Environmental Document Drafting Underway, Completion In December 2014

Voters in Los Angeles County passed a November 2009 ballot measure naming the High Desert Corridor environmental work among projects to receive funds. About the same time the two-county HDC JPA project was ranked near the top of potential P3 projects at the LA County Metropolitan Transportation Authority (Metro). Subsequently, in May 2010, with talented Metro executives willing to take on management, coordinate with SANBAG, and combine Metro’s P3 consultant’s analysis, the HDC JPA orchestrated regional consensus for Metro to lead the HDC project’s environmental work under CEQA and NEPA– to cojoin the existing environmental work underway in the Victor Valley, and the JPA’s P3 plans, with the Caltrans work underway in Palmdale. The Draft EIS/R is on schedule for release in the winter of 2014, the final document in December 2014.
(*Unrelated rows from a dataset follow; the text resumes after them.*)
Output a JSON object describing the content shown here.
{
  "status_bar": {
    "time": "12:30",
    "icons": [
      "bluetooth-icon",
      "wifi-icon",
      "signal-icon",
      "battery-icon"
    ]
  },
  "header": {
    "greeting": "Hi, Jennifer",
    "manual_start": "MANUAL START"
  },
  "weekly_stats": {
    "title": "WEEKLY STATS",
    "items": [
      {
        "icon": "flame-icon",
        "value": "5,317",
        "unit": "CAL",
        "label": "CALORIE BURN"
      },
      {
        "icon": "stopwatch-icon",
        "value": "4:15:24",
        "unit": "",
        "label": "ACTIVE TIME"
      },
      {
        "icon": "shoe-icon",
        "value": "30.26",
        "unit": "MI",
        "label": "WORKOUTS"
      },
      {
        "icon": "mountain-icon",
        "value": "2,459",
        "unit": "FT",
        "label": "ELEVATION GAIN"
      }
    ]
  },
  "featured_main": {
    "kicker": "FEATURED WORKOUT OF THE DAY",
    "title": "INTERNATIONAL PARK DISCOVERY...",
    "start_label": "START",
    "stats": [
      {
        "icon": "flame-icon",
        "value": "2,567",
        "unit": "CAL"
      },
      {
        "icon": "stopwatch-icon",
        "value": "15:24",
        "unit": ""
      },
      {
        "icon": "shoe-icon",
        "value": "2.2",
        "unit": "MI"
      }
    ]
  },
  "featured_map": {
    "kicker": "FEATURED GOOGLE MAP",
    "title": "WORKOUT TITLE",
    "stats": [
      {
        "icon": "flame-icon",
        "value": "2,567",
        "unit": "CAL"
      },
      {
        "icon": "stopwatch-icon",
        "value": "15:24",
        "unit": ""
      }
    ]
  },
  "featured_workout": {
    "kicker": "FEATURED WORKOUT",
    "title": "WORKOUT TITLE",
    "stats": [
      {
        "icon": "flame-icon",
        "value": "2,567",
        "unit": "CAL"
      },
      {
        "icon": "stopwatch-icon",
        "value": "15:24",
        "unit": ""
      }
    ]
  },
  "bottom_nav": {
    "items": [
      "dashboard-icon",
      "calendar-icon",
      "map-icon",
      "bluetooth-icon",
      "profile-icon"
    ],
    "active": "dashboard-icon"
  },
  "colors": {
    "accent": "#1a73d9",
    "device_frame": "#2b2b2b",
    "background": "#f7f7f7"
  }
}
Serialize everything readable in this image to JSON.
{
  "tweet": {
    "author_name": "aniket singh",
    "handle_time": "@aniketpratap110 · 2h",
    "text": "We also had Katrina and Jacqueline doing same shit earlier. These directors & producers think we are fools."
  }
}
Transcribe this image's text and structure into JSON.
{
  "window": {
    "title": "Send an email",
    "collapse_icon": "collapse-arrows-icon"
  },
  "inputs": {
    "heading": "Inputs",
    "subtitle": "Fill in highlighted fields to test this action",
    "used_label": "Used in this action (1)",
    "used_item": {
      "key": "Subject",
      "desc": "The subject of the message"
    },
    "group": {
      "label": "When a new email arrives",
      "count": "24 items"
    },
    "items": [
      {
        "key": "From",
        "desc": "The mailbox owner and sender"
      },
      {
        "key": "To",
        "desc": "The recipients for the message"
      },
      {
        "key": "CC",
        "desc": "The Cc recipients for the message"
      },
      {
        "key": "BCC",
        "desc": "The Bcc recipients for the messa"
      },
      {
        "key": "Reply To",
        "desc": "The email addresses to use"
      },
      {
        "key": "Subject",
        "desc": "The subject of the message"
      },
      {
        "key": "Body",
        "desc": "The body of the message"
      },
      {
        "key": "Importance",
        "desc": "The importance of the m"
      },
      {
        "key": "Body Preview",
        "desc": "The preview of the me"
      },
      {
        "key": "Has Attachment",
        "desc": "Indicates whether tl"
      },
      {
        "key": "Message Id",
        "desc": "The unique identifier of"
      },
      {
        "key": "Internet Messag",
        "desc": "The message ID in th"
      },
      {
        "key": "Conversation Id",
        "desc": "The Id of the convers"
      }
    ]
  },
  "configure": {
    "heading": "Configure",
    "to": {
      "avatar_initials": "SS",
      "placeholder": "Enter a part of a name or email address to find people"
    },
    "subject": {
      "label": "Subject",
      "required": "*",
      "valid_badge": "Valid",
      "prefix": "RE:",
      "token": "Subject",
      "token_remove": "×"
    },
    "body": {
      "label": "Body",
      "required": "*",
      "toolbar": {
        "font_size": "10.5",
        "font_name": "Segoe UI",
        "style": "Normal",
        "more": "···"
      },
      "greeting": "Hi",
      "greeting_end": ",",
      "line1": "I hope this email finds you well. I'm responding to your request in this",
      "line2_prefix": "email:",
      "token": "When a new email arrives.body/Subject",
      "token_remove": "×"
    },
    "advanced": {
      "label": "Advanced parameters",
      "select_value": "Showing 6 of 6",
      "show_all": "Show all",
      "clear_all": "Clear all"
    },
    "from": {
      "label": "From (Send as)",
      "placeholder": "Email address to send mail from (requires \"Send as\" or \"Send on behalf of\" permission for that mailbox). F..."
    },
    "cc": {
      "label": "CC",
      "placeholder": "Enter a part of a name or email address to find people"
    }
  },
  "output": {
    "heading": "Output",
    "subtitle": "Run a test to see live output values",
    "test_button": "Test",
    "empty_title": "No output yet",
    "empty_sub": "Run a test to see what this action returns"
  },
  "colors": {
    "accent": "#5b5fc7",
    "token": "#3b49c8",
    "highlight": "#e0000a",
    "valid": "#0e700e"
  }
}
Rail And Green Energy Corridor Added To HDC Project EIS/R

In 2009, the JPA had formed an alliance with XpressWest (XW) to collaborate our Draft Environmental Impact Statement/Report (DEIS/R) with an extension to XpressWest westward—so XpressWest could first build a segment from Vegas to Victorville, then turn westward to the Palmdale Transportation Center on tracks within the HDC.

Incorporation of a rail connection of the XW Station and the Palmdale Transportation Center Metrolink Station is now included in the Metro/ Caltrans EIS/R alternatives analysis, as part of the HDC DEIS/R.

That allows for a future connection between XW in Las Vegas and Los Angeles Union Station, and access to Metrolink for Victor Valley residents. Solar power generated in the right of way for electric powered rail was endorsed in concept, to make the rail and highway components energy independent and self-reliant.

The Two-County Environmental Document (DEIS/R) Managed By Metro

The HDC DEIS/R with rail connectivityto XpressWest and Metrolink, a Green Corridor and a Bikeway was officially dubbed a “Multipurpose Corridor.” This incorporated rail and right-of-way for green energy purposes into the EIS/R by Metro in March of 2012.

Strategic Multipurpose Corridor Components

  • Highway/Expressway (including tolling in the middle section between US 395 and 100th St. in Palmdale)
  • Green Energy (solar production and/ or transmission facility with connections for other renewable energy sources to be connected to the grid)
  • Feeder High Speed Rail (HSR) (connector service tracks from the private sector XW station in Victorville to the PalmdaleTransportation Center)
  • Bikeway ( Route has been included for further analysis)

The purpose of the EIS/R, started by Metro in September 2010, is to study alternatives that improve east-west capacity, safety, goods movement, connectivity to airports, and rail while also contributing to the state’s greenhouse gas reduction goals.

We are fortunate to have Metro and its dynamic staff and Caltrans District 7 taking the lead on this two county effort, and working with SANBAG, the JPA, and the cities along the way. The HDC EIS/R Project Team, led by Robert Machuca of Metro and Karl Price of Caltrans District 7, is currently conducting technical studies on highway and rail alternatives. A Draft EIS/R document is on schedule to be circulated in the spring of 2014, and a final document completed late in 2014.

*July Public Meetings*

Four public meetings are being scheduled for July for the HDC Multipurpose Corridor including two each in Los Angeles and San Bernardino counties. In addition, a live webcast will be provided at one of the meetings in each county.

Dates and places are in the box on page 12, notification of the meetings will be sent out closer to the meeting dates, but stakeholders are encouraged to visit the project website to obtain the latest project information and also to use the GeoSocial Interactive Map that has been created for this project.

This interactive map tool allows users to dynamically interface with project cities, alignments, and other features to get information and also geo-code comments on the map that can also be shared by social media.

*You can visit the project website at www.metro.net/hdc

I invite you to check it often.